EXERCISE BRIEF:
Every line below that mentions the word "subtitle" should be copied out.

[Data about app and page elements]
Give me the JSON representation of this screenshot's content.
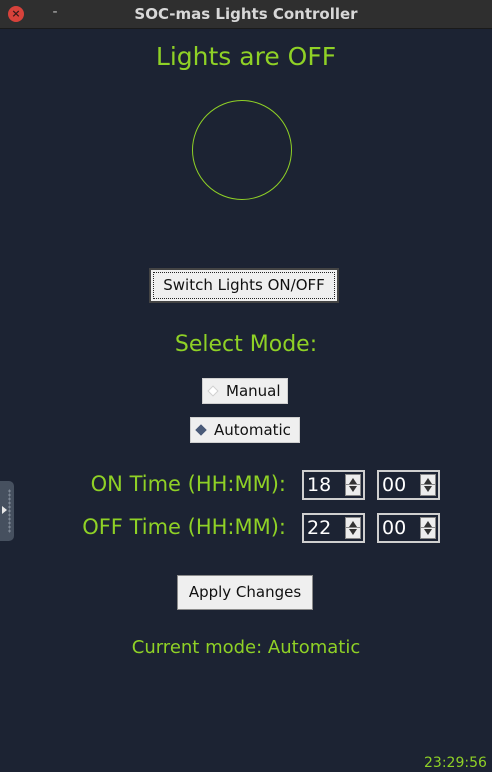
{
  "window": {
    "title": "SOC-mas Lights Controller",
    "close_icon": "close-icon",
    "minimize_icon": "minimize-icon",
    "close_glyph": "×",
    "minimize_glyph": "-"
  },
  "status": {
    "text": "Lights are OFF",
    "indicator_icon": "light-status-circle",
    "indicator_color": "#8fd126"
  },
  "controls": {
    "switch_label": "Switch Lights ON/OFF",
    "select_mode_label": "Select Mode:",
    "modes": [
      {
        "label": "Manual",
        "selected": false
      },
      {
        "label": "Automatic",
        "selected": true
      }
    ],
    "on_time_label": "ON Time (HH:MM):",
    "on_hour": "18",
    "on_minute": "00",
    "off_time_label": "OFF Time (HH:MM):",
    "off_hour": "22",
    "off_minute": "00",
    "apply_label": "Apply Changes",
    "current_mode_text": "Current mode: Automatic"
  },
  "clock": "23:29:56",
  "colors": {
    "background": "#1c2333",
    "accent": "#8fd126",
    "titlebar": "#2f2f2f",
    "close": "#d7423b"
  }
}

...

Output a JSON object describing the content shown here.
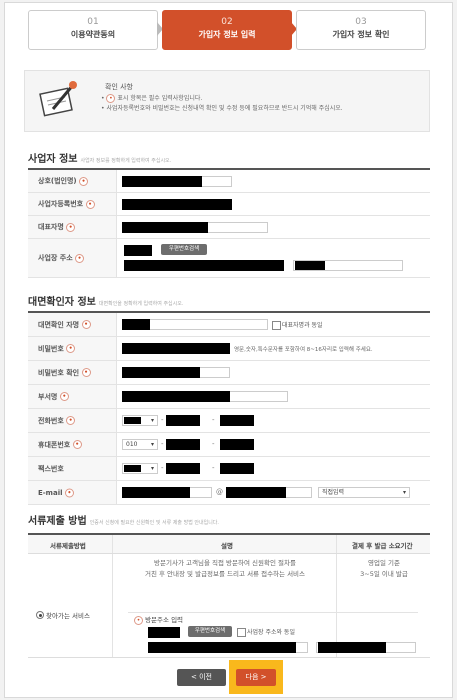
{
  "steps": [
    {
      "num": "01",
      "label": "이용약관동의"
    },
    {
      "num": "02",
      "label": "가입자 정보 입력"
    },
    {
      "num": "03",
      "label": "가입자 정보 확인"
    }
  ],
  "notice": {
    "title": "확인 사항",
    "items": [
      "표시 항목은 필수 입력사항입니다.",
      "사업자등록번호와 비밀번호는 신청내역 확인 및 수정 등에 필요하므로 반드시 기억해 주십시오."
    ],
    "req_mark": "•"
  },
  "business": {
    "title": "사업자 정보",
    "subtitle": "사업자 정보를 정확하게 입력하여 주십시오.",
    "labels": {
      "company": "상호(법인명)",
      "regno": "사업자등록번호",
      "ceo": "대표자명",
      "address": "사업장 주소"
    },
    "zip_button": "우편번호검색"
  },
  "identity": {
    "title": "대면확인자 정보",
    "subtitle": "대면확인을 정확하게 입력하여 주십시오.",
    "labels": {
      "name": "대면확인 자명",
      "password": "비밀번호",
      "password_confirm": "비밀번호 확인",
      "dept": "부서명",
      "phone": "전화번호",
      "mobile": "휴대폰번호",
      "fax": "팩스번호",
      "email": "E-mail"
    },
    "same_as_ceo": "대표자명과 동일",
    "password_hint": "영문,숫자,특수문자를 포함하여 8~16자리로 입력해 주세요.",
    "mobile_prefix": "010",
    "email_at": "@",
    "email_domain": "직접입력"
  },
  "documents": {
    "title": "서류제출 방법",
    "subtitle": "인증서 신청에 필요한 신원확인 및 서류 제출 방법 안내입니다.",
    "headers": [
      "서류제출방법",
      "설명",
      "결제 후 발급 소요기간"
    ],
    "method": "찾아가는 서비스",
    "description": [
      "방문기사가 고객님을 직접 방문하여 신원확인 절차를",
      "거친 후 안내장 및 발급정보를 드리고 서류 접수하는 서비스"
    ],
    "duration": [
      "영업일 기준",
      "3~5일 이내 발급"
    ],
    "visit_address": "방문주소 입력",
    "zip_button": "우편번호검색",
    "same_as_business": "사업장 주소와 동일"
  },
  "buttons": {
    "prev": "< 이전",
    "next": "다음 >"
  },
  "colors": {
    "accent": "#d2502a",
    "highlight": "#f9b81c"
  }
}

ANSWER AREA:
    "subtitle": "사업자 정보를 정확하게 입력하여 주십시오.",
    "subtitle": "대면확인을 정확하게 입력하여 주십시오.",
    "subtitle": "인증서 신청에 필요한 신원확인 및 서류 제출 방법 안내입니다.",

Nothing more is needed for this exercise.